The Waters of the Stretton Hills
Church Stretton is well-known for its natural spring water that has a remarkably low mineral content. From Monday to Friday, visitors can sample the water from a free public tap at the front of the factory located on the Shrewsbury Road. Although the water no longer pumps from the Cwn Dale Spring, the water is pumped from an aquifer below the town and is the same water that is sold in bottles in shops around the world.
The Hall at Abbey-Cwm-Hir
Located 42 miles away from Church Stretton, the Hall at Abbey-Cwn-Hir is considered to be one of the best examples of Victorian Gothic Revival architecture in Wales. The 12-acre property has a 52 room house and a variety of landscaped gardens popular in the months of April to September when the rhododendrons and roses are in bloom.
Formed more than 480 million years ago and at 536 meters above sea level, The Stiperstones is the second highest hill in the county of Shropshire. Appreciated for the views it allows of the Long Mynd, the North Shropshire plains and Mid Wales hills, The Stiperstones is part of the Shropshire Hills Area of Outstanding Natural Beauty. It is also a habitat for ta number of birds including the red grouse and the rare ring ouzel.
Wild Ponies in the Long Mynd
Wild ponies are a common sight in Shropshire Hills almost all year round. Tolerant of both foot and car traffic, the ponies can be approached if done carefully and visitors are advised to keeps their dogs on a lead when walking to spot ponies.

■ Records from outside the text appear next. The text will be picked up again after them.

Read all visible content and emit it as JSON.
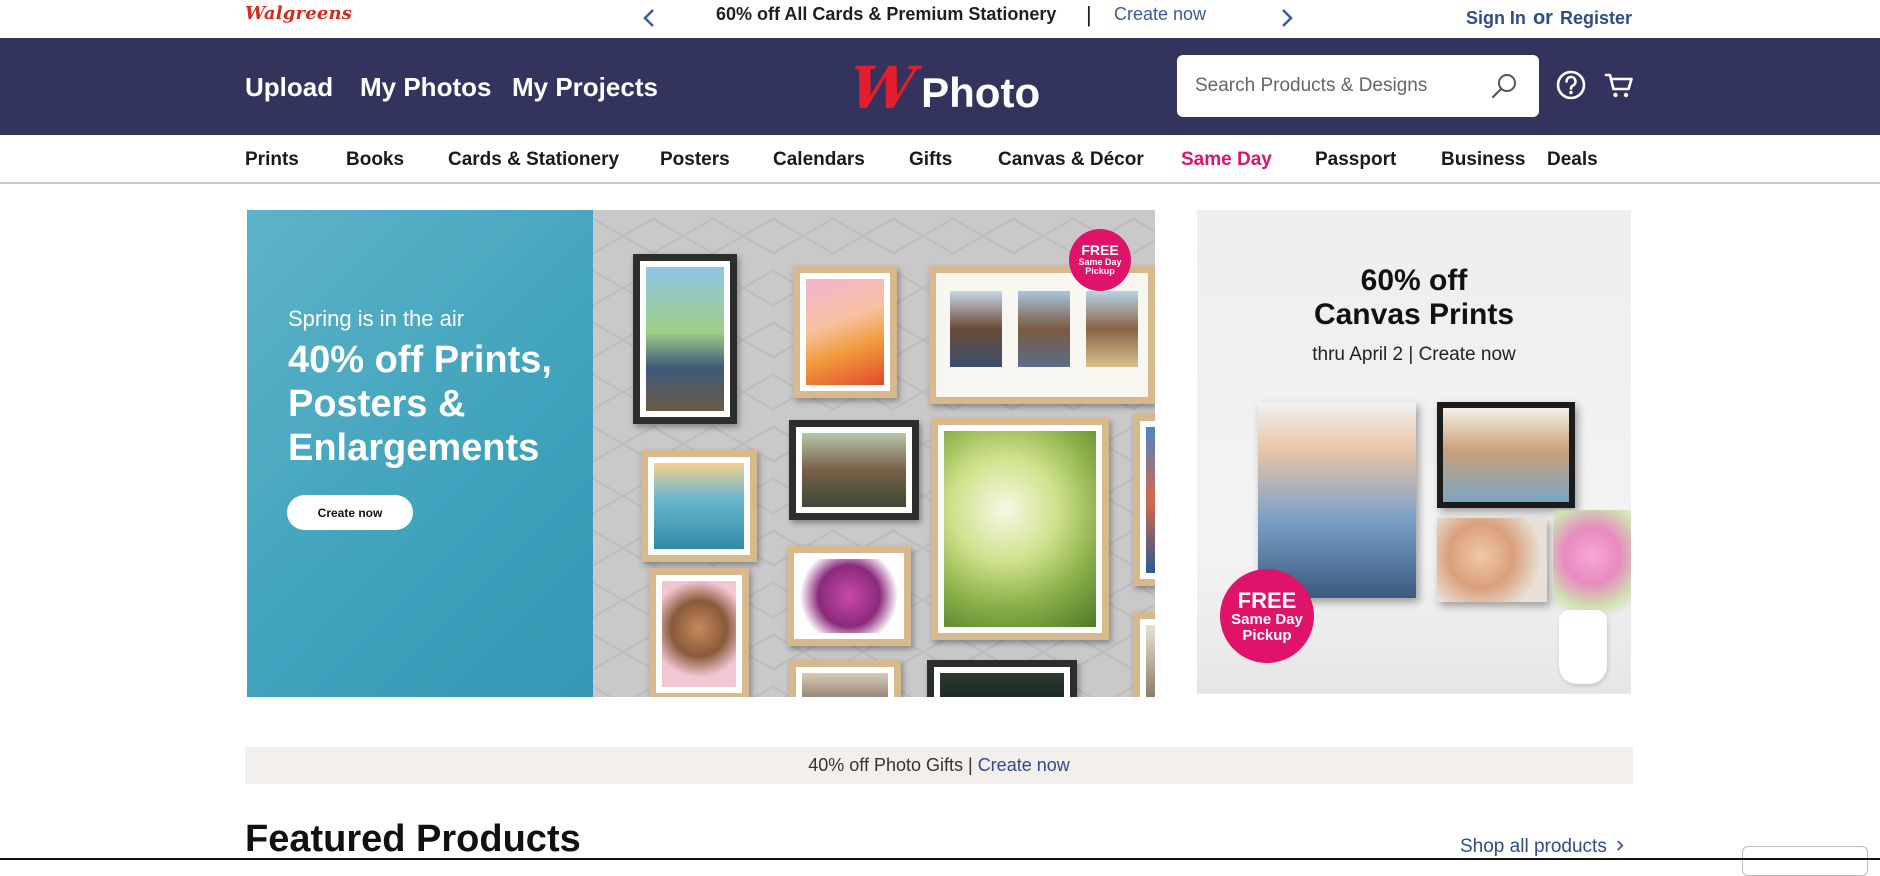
{
  "promo_bar": {
    "logo": "Walgreens",
    "message": "60% off All Cards & Premium Stationery",
    "separator": "|",
    "link": "Create now",
    "prev_icon": "chevron-left-icon",
    "next_icon": "chevron-right-icon",
    "sign_in": "Sign In",
    "or": "or",
    "register": "Register"
  },
  "header": {
    "links": [
      "Upload",
      "My Photos",
      "My Projects"
    ],
    "brand_mark": "W",
    "brand_name": "Photo",
    "search": {
      "placeholder": "Search Products & Designs",
      "value": ""
    },
    "icons": [
      "help-icon",
      "cart-icon"
    ],
    "background": "#33345e"
  },
  "nav": {
    "items": [
      "Prints",
      "Books",
      "Cards & Stationery",
      "Posters",
      "Calendars",
      "Gifts",
      "Canvas & Décor",
      "Same Day",
      "Passport",
      "Business",
      "Deals"
    ],
    "highlight_color": "#e0136b"
  },
  "hero": {
    "kicker": "Spring is in the air",
    "title": "40% off Prints, Posters & Enlargements",
    "button": "Create now",
    "badge": [
      "FREE",
      "Same Day",
      "Pickup"
    ]
  },
  "side_banner": {
    "title_line1": "60% off",
    "title_line2": "Canvas Prints",
    "subtitle": "thru April 2 | Create now",
    "badge": [
      "FREE",
      "Same Day",
      "Pickup"
    ]
  },
  "strip": {
    "text": "40% off Photo Gifts | ",
    "link": "Create now"
  },
  "featured": {
    "title": "Featured Products",
    "shop_all": "Shop all products",
    "shop_all_icon": "chevron-right-icon"
  },
  "colors": {
    "brand_red": "#e31d2b",
    "link_blue": "#2f4b8c",
    "pink": "#e0136b",
    "navy": "#33345e"
  }
}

Wroxeter Roman Vineyard
Located in the foothills of Wrexin and close to the Roman city of Uriconium, the Wroxeter Roman Vineyard offers free wine tasting that will give you a “taste of Shropshire” and visitors are encouraged to walk around the vineyard planted in 1991, to get a sense of what it was like when the Romans made wine in the area 2000 years ago.